§ **TASK INPUT**
********************

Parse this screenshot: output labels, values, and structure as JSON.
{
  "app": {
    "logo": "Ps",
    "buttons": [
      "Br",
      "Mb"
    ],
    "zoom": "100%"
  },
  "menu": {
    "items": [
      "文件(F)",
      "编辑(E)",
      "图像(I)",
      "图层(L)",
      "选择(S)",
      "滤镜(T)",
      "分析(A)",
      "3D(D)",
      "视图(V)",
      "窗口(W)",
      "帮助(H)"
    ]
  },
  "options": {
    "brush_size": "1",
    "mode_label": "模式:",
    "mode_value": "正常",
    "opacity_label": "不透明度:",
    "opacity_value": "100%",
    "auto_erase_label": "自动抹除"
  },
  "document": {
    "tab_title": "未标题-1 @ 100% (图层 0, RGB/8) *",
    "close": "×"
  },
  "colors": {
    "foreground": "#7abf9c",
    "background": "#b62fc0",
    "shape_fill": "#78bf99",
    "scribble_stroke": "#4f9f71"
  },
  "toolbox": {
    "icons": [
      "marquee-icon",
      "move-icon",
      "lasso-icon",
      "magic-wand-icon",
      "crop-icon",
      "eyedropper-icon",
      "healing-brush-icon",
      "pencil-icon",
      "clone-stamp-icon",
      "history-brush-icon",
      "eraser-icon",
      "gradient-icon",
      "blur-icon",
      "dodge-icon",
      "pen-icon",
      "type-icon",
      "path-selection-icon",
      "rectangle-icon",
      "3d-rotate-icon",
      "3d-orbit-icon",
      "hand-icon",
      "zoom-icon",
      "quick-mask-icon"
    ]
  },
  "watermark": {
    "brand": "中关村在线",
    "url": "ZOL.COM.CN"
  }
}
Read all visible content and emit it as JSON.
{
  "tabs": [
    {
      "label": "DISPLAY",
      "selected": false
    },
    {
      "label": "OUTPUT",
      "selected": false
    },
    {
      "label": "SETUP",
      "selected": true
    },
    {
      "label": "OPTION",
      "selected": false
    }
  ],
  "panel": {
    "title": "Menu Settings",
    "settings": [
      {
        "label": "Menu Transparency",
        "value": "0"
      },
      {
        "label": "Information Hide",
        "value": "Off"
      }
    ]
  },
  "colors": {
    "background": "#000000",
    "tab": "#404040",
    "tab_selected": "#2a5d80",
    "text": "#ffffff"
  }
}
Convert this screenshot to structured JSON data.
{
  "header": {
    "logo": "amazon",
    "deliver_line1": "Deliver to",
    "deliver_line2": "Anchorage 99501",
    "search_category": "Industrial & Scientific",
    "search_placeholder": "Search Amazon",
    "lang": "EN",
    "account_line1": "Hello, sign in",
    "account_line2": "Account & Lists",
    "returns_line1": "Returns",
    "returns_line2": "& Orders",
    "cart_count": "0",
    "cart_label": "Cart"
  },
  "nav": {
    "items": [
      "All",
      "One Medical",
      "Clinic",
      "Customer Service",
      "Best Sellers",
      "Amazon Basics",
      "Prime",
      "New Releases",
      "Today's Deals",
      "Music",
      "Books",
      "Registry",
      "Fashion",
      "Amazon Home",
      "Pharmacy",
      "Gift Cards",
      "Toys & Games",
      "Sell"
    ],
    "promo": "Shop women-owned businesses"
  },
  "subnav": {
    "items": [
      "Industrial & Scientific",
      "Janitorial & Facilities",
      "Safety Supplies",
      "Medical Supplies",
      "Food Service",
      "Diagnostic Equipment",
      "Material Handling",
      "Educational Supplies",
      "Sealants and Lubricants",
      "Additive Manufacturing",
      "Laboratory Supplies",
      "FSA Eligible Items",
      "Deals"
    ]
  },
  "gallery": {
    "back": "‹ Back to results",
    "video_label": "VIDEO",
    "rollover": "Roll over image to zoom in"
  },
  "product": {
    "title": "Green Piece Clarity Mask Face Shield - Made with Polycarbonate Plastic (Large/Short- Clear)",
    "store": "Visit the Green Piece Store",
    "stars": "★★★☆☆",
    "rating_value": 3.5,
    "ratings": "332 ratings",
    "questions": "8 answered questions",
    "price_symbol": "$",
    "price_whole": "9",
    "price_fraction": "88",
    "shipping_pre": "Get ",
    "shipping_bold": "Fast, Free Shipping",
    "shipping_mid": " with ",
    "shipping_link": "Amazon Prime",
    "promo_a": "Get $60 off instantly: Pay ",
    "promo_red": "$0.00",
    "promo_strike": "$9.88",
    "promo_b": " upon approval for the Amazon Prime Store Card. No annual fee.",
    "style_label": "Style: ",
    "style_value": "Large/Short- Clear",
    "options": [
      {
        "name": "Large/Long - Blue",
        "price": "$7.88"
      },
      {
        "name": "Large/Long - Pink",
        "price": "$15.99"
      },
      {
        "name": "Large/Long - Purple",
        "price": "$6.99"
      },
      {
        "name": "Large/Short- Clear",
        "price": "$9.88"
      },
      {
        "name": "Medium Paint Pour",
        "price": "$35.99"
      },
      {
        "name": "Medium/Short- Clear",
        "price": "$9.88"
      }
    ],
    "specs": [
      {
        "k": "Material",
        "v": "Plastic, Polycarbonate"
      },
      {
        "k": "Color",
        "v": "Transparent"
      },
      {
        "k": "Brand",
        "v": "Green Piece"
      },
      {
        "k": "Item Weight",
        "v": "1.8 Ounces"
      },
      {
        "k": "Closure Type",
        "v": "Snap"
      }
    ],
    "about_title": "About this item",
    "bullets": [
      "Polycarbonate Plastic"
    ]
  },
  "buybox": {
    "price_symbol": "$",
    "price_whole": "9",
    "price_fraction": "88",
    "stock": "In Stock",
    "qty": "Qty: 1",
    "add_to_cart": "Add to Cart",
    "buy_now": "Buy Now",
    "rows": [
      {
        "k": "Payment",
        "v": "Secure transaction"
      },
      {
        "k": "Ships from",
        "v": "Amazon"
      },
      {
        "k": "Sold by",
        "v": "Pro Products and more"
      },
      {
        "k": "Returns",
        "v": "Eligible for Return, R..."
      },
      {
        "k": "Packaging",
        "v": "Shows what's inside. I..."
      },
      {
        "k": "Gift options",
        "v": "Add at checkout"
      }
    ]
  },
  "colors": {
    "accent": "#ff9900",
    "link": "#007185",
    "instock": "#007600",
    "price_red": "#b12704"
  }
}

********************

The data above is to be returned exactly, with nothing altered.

Parse this screenshot: output labels, values, and structure as JSON.
{
  "app": {
    "logo": "Ps",
    "buttons": [
      "Br",
      "Mb"
    ],
    "zoom": "100%"
  },
  "menu": {
    "items": [
      "文件(F)",
      "编辑(E)",
      "图像(I)",
      "图层(L)",
      "选择(S)",
      "滤镜(T)",
      "分析(A)",
      "3D(D)",
      "视图(V)",
      "窗口(W)",
      "帮助(H)"
    ]
  },
  "options": {
    "brush_size": "1",
    "mode_label": "模式:",
    "mode_value": "正常",
    "opacity_label": "不透明度:",
    "opacity_value": "100%",
    "auto_erase_label": "自动抹除"
  },
  "document": {
    "tab_title": "未标题-1 @ 100% (图层 0, RGB/8) *",
    "close": "×"
  },
  "colors": {
    "foreground": "#7abf9c",
    "background": "#b62fc0",
    "shape_fill": "#78bf99",
    "scribble_stroke": "#4f9f71"
  },
  "toolbox": {
    "icons": [
      "marquee-icon",
      "move-icon",
      "lasso-icon",
      "magic-wand-icon",
      "crop-icon",
      "eyedropper-icon",
      "healing-brush-icon",
      "pencil-icon",
      "clone-stamp-icon",
      "history-brush-icon",
      "eraser-icon",
      "gradient-icon",
      "blur-icon",
      "dodge-icon",
      "pen-icon",
      "type-icon",
      "path-selection-icon",
      "rectangle-icon",
      "3d-rotate-icon",
      "3d-orbit-icon",
      "hand-icon",
      "zoom-icon",
      "quick-mask-icon"
    ]
  },
  "watermark": {
    "brand": "中关村在线",
    "url": "ZOL.COM.CN"
  }
}
Read all visible content and emit it as JSON.
{
  "tabs": [
    {
      "label": "DISPLAY",
      "selected": false
    },
    {
      "label": "OUTPUT",
      "selected": false
    },
    {
      "label": "SETUP",
      "selected": true
    },
    {
      "label": "OPTION",
      "selected": false
    }
  ],
  "panel": {
    "title": "Menu Settings",
    "settings": [
      {
        "label": "Menu Transparency",
        "value": "0"
      },
      {
        "label": "Information Hide",
        "value": "Off"
      }
    ]
  },
  "colors": {
    "background": "#000000",
    "tab": "#404040",
    "tab_selected": "#2a5d80",
    "text": "#ffffff"
  }
}
Convert this screenshot to structured JSON data.
{
  "header": {
    "logo": "amazon",
    "deliver_line1": "Deliver to",
    "deliver_line2": "Anchorage 99501",
    "search_category": "Industrial & Scientific",
    "search_placeholder": "Search Amazon",
    "lang": "EN",
    "account_line1": "Hello, sign in",
    "account_line2": "Account & Lists",
    "returns_line1": "Returns",
    "returns_line2": "& Orders",
    "cart_count": "0",
    "cart_label": "Cart"
  },
  "nav": {
    "items": [
      "All",
      "One Medical",
      "Clinic",
      "Customer Service",
      "Best Sellers",
      "Amazon Basics",
      "Prime",
      "New Releases",
      "Today's Deals",
      "Music",
      "Books",
      "Registry",
      "Fashion",
      "Amazon Home",
      "Pharmacy",
      "Gift Cards",
      "Toys & Games",
      "Sell"
    ],
    "promo": "Shop women-owned businesses"
  },
  "subnav": {
    "items": [
      "Industrial & Scientific",
      "Janitorial & Facilities",
      "Safety Supplies",
      "Medical Supplies",
      "Food Service",
      "Diagnostic Equipment",
      "Material Handling",
      "Educational Supplies",
      "Sealants and Lubricants",
      "Additive Manufacturing",
      "Laboratory Supplies",
      "FSA Eligible Items",
      "Deals"
    ]
  },
  "gallery": {
    "back": "‹ Back to results",
    "video_label": "VIDEO",
    "rollover": "Roll over image to zoom in"
  },
  "product": {
    "title": "Green Piece Clarity Mask Face Shield - Made with Polycarbonate Plastic (Large/Short- Clear)",
    "store": "Visit the Green Piece Store",
    "stars": "★★★☆☆",
    "rating_value": 3.5,
    "ratings": "332 ratings",
    "questions": "8 answered questions",
    "price_symbol": "$",
    "price_whole": "9",
    "price_fraction": "88",
    "shipping_pre": "Get ",
    "shipping_bold": "Fast, Free Shipping",
    "shipping_mid": " with ",
    "shipping_link": "Amazon Prime",
    "promo_a": "Get $60 off instantly: Pay ",
    "promo_red": "$0.00",
    "promo_strike": "$9.88",
    "promo_b": " upon approval for the Amazon Prime Store Card. No annual fee.",
    "style_label": "Style: ",
    "style_value": "Large/Short- Clear",
    "options": [
      {
        "name": "Large/Long - Blue",
        "price": "$7.88"
      },
      {
        "name": "Large/Long - Pink",
        "price": "$15.99"
      },
      {
        "name": "Large/Long - Purple",
        "price": "$6.99"
      },
      {
        "name": "Large/Short- Clear",
        "price": "$9.88"
      },
      {
        "name": "Medium Paint Pour",
        "price": "$35.99"
      },
      {
        "name": "Medium/Short- Clear",
        "price": "$9.88"
      }
    ],
    "specs": [
      {
        "k": "Material",
        "v": "Plastic, Polycarbonate"
      },
      {
        "k": "Color",
        "v": "Transparent"
      },
      {
        "k": "Brand",
        "v": "Green Piece"
      },
      {
        "k": "Item Weight",
        "v": "1.8 Ounces"
      },
      {
        "k": "Closure Type",
        "v": "Snap"
      }
    ],
    "about_title": "About this item",
    "bullets": [
      "Polycarbonate Plastic"
    ]
  },
  "buybox": {
    "price_symbol": "$",
    "price_whole": "9",
    "price_fraction": "88",
    "stock": "In Stock",
    "qty": "Qty: 1",
    "add_to_cart": "Add to Cart",
    "buy_now": "Buy Now",
    "rows": [
      {
        "k": "Payment",
        "v": "Secure transaction"
      },
      {
        "k": "Ships from",
        "v": "Amazon"
      },
      {
        "k": "Sold by",
        "v": "Pro Products and more"
      },
      {
        "k": "Returns",
        "v": "Eligible for Return, R..."
      },
      {
        "k": "Packaging",
        "v": "Shows what's inside. I..."
      },
      {
        "k": "Gift options",
        "v": "Add at checkout"
      }
    ]
  },
  "colors": {
    "accent": "#ff9900",
    "link": "#007185",
    "instock": "#007600",
    "price_red": "#b12704"
  }
}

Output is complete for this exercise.